=== TASK REQUIREMENTS ===
Working through the lines below, return each one that holds "moon".
::: SUPPLIED ENTRIES :::
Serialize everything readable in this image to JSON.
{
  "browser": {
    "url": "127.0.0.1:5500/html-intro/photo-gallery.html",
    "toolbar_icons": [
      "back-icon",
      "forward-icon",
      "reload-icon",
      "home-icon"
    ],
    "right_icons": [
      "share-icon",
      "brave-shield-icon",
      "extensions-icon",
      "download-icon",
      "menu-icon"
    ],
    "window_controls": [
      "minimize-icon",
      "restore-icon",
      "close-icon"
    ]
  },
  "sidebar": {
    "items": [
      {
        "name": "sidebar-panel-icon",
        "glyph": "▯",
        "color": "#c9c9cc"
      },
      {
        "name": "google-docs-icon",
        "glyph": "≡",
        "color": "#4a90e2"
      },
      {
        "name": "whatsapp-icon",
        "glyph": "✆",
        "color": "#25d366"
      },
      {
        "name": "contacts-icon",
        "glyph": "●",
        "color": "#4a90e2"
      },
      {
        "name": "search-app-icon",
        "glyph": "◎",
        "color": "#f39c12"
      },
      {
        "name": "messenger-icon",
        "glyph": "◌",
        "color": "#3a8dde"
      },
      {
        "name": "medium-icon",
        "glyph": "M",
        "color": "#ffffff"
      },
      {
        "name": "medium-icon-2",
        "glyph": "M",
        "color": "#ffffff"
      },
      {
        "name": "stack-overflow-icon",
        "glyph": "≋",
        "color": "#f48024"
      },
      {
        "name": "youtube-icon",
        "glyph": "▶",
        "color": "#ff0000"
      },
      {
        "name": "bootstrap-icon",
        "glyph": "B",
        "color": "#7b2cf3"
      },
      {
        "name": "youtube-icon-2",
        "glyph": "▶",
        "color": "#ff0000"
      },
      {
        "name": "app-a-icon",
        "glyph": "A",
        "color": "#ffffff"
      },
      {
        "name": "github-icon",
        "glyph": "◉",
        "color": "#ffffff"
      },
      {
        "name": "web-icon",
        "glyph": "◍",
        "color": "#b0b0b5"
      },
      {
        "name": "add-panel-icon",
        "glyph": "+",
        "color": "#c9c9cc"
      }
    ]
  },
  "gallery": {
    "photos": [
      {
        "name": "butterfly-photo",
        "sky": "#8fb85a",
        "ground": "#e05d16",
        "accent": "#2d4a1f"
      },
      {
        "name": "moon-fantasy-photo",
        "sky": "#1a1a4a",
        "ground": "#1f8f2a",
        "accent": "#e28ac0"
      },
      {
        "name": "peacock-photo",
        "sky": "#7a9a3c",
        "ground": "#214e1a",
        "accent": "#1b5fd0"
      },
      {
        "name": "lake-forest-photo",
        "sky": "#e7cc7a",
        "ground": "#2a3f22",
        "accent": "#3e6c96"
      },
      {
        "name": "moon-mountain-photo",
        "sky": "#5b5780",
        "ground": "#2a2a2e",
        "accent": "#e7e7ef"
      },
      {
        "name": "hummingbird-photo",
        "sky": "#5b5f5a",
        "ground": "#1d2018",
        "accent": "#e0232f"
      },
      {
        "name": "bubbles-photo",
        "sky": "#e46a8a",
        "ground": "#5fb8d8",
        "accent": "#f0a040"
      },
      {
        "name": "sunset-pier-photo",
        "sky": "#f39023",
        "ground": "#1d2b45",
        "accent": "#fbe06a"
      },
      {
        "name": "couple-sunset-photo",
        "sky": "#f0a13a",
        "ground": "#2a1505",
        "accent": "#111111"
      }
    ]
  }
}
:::
=== WRITTEN ANSWER ===
        "name": "moon-fantasy-photo",
        "name": "moon-mountain-photo",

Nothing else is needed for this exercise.